Try it: Look through the entries below. Report each line that has the word "Winter" in it.

Input data:

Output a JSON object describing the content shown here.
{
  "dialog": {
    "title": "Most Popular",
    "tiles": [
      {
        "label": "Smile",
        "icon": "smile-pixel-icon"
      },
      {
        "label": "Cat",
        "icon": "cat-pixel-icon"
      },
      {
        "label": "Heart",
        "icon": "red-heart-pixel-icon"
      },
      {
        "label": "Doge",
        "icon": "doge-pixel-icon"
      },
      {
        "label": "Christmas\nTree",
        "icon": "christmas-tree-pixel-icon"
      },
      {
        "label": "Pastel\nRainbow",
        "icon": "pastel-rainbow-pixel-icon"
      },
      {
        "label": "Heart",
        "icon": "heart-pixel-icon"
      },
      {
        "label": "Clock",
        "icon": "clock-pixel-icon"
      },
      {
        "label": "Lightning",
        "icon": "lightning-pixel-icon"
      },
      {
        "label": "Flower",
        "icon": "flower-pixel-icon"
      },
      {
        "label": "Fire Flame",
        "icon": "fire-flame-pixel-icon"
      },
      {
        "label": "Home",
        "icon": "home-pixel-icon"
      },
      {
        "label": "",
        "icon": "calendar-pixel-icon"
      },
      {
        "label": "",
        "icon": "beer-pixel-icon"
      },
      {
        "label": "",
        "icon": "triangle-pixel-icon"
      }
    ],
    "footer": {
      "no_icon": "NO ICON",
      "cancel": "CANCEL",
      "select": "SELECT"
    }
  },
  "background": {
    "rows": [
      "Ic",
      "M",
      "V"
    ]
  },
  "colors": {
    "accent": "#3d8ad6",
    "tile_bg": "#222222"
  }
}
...
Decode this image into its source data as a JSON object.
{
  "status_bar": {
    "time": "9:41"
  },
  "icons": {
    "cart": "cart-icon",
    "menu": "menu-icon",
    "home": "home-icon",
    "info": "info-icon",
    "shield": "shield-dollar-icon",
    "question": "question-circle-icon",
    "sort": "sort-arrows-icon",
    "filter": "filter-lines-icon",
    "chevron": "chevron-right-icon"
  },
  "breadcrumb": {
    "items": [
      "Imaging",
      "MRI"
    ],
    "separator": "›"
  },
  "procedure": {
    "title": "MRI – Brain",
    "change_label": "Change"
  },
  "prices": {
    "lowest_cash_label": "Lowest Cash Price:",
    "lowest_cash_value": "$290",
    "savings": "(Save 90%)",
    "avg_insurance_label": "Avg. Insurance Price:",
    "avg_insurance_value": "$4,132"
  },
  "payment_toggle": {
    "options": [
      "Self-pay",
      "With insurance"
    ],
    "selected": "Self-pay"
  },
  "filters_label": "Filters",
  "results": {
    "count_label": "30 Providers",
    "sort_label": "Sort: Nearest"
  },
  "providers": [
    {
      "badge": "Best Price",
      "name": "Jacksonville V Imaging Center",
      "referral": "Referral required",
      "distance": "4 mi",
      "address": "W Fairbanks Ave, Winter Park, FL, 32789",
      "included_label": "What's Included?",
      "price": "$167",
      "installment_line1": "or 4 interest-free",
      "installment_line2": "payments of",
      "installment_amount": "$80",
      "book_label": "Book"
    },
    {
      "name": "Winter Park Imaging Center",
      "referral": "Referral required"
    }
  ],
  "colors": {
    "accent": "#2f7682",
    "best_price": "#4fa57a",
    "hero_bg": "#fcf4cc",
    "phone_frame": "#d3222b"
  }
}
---
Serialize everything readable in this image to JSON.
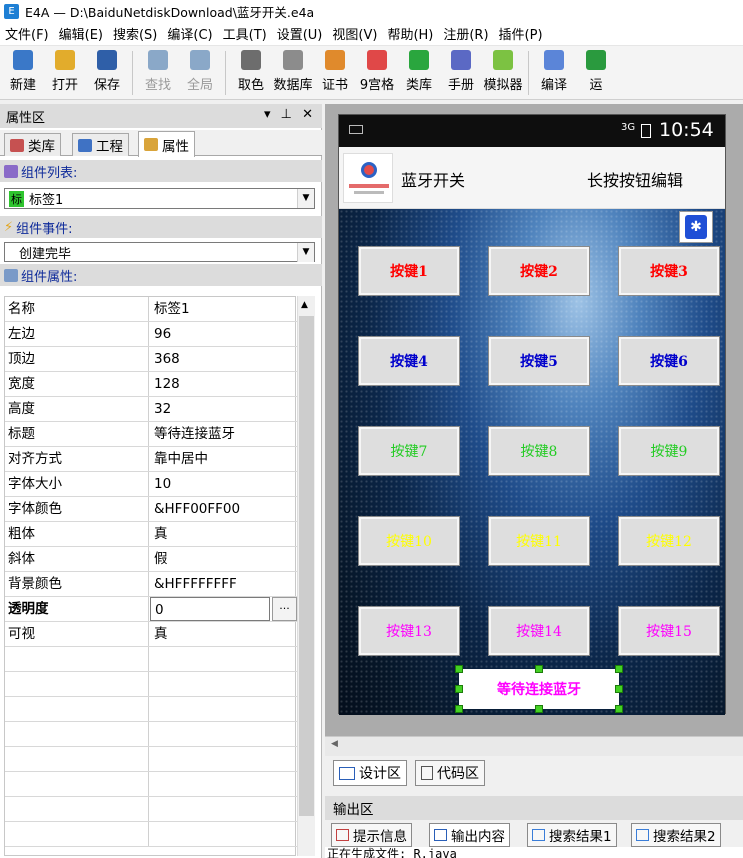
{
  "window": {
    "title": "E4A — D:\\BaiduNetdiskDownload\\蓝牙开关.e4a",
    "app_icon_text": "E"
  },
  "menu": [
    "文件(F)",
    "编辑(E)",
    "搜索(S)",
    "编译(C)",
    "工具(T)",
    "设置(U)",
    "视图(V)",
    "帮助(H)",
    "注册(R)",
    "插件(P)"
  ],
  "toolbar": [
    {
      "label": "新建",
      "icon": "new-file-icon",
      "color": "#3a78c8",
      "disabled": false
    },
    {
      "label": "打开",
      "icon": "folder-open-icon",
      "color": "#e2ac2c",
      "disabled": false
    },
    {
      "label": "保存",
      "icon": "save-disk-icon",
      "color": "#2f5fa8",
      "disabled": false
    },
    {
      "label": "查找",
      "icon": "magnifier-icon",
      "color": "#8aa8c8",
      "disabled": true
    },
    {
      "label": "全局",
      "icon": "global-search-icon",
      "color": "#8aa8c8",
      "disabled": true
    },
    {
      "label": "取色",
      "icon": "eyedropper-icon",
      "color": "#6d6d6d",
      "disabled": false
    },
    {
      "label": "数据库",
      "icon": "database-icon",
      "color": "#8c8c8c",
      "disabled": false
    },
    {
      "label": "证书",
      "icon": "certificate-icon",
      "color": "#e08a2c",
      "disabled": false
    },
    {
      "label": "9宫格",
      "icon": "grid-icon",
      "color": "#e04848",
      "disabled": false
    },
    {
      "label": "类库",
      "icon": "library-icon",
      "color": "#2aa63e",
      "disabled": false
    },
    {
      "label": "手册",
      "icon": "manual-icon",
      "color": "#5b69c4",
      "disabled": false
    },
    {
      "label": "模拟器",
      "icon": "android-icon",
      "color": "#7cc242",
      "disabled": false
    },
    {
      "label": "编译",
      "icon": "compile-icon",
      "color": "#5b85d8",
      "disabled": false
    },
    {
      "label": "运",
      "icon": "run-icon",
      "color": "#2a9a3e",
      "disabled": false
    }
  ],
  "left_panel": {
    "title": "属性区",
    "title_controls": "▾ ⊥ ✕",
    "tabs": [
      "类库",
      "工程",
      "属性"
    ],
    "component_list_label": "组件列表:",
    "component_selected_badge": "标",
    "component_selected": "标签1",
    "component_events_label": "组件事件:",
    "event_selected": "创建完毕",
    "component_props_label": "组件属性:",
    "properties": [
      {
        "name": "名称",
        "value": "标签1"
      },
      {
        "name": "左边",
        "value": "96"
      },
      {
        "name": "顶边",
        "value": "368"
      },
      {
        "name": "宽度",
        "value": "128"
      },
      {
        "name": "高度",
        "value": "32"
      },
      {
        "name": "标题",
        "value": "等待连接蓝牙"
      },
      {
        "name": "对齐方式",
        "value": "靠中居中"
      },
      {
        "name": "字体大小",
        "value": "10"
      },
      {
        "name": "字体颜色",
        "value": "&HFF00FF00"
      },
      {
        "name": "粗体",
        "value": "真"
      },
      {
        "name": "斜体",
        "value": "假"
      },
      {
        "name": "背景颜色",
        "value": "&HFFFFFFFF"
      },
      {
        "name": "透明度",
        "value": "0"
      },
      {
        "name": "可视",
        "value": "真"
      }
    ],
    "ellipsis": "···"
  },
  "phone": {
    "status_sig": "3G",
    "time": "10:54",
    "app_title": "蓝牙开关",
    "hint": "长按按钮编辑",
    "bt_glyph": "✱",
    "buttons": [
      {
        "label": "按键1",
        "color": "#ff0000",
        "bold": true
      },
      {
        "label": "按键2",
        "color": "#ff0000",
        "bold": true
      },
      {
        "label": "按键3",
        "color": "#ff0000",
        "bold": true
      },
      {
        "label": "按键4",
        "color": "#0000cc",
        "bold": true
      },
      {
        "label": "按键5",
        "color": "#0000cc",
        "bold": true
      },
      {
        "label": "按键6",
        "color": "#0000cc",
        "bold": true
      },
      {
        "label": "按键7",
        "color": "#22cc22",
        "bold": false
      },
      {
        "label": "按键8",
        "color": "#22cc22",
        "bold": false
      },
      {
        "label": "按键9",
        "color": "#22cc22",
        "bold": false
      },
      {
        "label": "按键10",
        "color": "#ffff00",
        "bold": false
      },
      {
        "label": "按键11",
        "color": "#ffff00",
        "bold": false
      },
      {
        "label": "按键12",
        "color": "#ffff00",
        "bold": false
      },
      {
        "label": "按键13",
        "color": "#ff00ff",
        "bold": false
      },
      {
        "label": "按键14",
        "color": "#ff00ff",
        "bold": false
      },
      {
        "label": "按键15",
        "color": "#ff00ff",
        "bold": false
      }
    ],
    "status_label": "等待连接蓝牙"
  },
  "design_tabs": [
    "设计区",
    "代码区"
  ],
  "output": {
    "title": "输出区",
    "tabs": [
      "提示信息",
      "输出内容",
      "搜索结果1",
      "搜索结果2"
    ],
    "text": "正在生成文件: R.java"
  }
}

Response below:
      "address": "W Fairbanks Ave, Winter Park, FL, 32789",
      "name": "Winter Park Imaging Center",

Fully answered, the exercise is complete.